Demonstrating the interests of the poet and his medieval audience, all four poems by the Pearl-poet center around a situation in which a human interacts with an other-worldly being. In Pearl the conflict is between the mind of a grieving father and the spirit of his daughter. Thus it is not surprising that the poem's major themes deal with such issues as the adequacy of language to convey spiritual truth and Christian theological concepts of redemption, salvation, and consolation. Other themes emphasize the medieval interest in cardinal virtues and vices. The tension established by the interaction between a human and a spiritual being naturally leads to discussions on the patience, humility, and purity of the Pearl maiden in contrast with the impatience, pride, and worldliness of the narrator. The courtly interests of the poet and his audience also allow the modern reader to identify such chivalric ideals as courtesy, chastity, and perfection. Many critics discuss evidence in Pearl of Christian theological issues: some find a theme outlining the nature of salvation, others see an emphasis on the redemption of the narrator, noting his progress through the poem and the stages of redemption; still others emphasize that the poem is a Christian consolatio about coming to terms with one's mortality. The theme of obedience and submission to God's will has been discussed, and critics who focus on Christian theological concepts see the narrator's growth and transformation as the main issue of the poem. Some commentators emphasize the theme of the inadequacy of language to ever embody the perfect, divine, and ineffable nature of spiritual truth, while others discuss language as incarnational art and emphasize the ornate beauty of the poem's circular form.

Critical Reception
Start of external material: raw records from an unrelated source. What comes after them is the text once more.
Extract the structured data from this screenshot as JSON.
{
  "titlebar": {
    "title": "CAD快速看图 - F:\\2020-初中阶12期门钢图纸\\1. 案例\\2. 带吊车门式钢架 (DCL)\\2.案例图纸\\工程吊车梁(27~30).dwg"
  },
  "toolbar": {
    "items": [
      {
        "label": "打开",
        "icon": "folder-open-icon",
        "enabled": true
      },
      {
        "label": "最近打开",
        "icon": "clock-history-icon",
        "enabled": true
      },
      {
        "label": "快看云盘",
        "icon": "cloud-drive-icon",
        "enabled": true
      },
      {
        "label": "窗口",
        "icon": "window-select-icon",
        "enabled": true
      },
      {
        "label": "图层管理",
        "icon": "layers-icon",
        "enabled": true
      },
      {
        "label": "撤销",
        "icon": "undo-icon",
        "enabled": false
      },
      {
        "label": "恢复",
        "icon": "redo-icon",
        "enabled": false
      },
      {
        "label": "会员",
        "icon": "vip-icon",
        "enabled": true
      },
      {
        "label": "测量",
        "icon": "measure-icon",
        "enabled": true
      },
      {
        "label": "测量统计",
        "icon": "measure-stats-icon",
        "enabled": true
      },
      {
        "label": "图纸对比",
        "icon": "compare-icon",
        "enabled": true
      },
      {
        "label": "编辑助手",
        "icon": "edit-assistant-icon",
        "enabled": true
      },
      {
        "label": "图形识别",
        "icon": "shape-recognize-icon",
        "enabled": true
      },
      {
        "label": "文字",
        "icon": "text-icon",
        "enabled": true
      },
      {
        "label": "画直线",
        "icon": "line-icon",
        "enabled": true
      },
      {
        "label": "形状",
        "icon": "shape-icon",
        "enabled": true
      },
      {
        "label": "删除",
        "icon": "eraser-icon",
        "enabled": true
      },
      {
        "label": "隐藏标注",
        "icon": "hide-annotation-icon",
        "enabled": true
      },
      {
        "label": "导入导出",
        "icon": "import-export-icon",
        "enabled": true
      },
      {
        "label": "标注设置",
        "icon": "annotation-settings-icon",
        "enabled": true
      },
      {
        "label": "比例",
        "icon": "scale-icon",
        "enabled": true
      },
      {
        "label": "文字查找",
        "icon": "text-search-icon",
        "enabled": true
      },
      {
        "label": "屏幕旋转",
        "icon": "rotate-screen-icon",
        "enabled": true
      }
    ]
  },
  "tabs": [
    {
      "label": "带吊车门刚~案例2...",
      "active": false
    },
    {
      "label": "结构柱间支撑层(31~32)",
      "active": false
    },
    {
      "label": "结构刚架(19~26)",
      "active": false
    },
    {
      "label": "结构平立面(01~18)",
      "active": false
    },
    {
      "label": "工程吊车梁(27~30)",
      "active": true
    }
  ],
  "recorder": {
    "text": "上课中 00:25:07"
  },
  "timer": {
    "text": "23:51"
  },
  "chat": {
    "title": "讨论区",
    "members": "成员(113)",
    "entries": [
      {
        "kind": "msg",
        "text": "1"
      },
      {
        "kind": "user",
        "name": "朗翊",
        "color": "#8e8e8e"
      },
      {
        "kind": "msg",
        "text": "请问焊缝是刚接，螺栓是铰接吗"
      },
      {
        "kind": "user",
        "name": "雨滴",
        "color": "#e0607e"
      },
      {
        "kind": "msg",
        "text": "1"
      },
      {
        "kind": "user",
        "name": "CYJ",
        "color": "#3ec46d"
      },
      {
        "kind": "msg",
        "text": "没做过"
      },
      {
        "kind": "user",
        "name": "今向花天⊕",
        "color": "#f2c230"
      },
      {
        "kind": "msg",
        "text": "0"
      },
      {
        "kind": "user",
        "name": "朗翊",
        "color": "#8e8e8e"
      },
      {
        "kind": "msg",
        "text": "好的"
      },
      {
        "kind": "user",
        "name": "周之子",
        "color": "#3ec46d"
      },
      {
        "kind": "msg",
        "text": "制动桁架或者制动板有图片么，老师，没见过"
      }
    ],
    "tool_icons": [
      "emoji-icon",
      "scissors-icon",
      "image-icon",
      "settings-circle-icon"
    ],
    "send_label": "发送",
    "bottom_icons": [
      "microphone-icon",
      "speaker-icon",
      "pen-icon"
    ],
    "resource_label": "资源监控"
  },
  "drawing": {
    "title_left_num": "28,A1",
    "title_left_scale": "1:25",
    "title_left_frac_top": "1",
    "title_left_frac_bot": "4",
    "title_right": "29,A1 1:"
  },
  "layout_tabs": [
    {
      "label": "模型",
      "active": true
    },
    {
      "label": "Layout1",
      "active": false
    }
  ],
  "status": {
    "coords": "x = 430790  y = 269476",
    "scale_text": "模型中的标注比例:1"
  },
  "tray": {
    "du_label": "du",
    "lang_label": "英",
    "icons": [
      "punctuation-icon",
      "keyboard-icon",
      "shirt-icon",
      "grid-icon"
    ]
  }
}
Critical response to Pearl in this century has been varied. Early commentators noticed the seemingly autobiographical nature of the poem and speculated about the identity of the poet and possible real-life counterparts of the Pearl maiden. Some argued whether the poem was an elegy or an allegory; this debate informed much of the criticism in the first half of this century. Others emphasized symbolism in an attempt to understand the poem's meaning (i.e., pearl as "soul," or "Eucharist," or "the nature of blessedness"). More recently, critics have discussed the intricacy of the poem's interlinked and circular arrangement and discussed the ability of the poem to convey symbolic meaning through its shape. Some have linked these formal issues with the idea of an incarnational art and emphasized numeric symbolism and Gothic visual representations of the sacred. Critics who focus on the narrator connect his progress toward understanding to the stages of redemption or growth in self-knowledge. Some have commented on the poem's ability to convey his intense inner experience; others have examined the relationship between the narrator and the reader. Some scholars who focus on the nature of language and its potential to convey notions of the divine are aided by discussions of the nature of the dream vision. For example, the distance between dreamer and vision is related to the inability of human language to adequately describe divine subjects. The contrast between the experience of the narrator and that of the Pearl maiden informs discussions of theological issues, leading most critics who focus on religious matters to emphasize the nature of redemption and the transformation of the narrator as the key issues of the poem.